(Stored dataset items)
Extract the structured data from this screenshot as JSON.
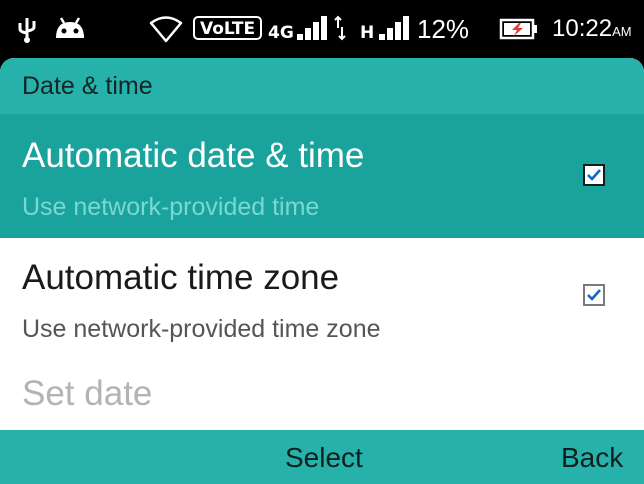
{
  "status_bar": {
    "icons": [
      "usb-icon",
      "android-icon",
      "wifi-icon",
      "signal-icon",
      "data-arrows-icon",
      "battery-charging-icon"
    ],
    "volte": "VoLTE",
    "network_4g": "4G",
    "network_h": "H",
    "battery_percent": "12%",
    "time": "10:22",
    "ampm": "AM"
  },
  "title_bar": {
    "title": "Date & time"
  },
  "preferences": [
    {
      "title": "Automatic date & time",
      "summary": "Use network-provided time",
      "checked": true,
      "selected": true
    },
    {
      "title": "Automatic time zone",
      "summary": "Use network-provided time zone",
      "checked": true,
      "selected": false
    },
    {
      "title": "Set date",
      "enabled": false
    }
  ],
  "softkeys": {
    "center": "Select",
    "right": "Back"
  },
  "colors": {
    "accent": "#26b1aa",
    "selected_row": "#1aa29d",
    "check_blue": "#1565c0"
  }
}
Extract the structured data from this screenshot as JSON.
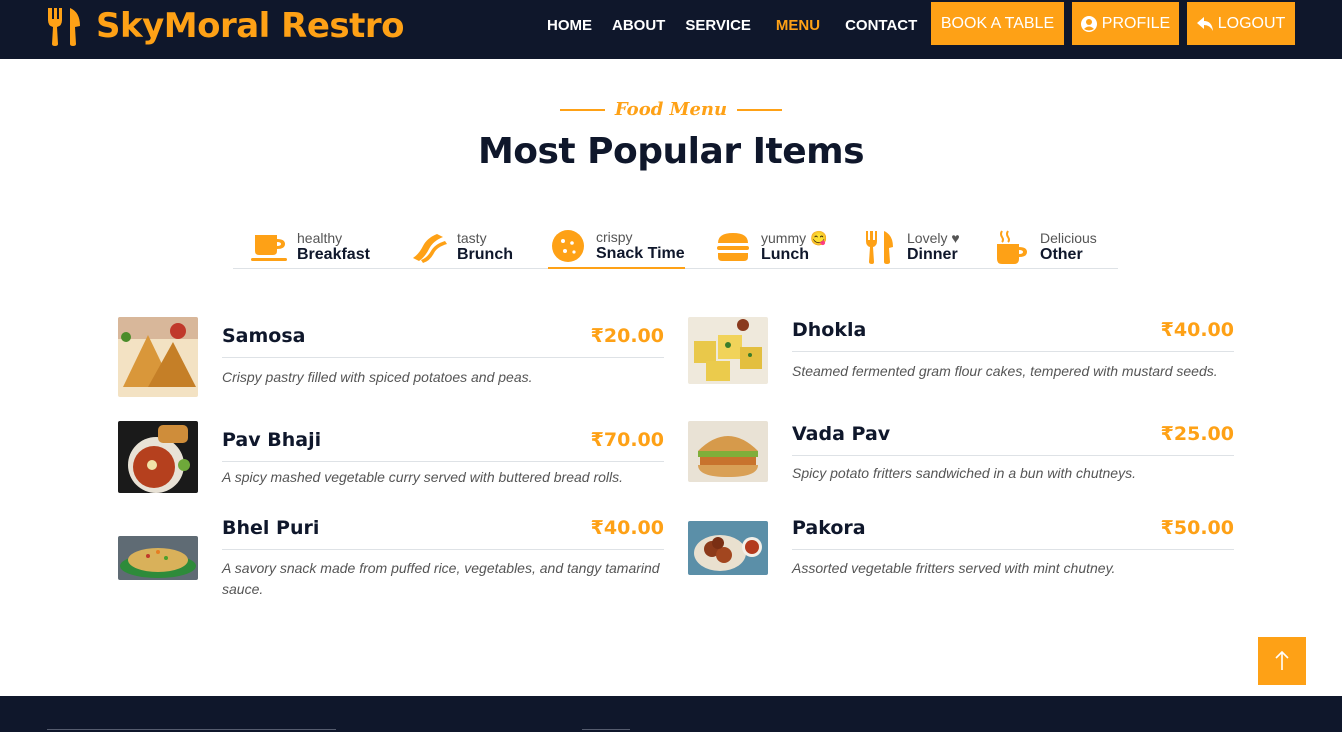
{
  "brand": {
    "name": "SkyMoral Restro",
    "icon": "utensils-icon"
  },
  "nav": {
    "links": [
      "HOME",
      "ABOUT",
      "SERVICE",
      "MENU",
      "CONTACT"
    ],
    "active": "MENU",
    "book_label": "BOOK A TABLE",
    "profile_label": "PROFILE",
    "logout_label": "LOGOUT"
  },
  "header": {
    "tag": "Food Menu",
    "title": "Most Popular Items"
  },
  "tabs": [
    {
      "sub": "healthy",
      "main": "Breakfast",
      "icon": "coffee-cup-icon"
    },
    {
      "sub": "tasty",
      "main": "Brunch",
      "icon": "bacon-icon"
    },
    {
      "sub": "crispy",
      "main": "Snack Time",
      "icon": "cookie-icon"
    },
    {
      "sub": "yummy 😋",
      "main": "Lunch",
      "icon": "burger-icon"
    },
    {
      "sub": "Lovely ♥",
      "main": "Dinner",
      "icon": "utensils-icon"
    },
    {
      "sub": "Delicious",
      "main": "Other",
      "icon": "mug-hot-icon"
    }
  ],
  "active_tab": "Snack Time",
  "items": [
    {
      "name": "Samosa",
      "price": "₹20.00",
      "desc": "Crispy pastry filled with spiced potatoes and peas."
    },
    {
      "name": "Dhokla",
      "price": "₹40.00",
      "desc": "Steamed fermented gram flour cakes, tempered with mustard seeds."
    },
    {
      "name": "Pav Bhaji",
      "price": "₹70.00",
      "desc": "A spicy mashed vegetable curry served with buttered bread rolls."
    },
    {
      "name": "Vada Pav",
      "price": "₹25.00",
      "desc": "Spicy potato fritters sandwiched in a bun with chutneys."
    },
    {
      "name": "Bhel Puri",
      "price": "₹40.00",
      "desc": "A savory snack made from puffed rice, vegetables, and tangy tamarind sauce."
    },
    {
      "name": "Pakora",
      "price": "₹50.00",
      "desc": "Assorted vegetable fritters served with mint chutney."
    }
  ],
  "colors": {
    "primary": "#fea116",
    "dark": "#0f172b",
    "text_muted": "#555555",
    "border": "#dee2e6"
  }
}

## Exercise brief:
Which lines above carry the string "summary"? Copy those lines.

## Output for this task:
      "summary": "Use network-provided time",
      "summary": "Use network-provided time zone",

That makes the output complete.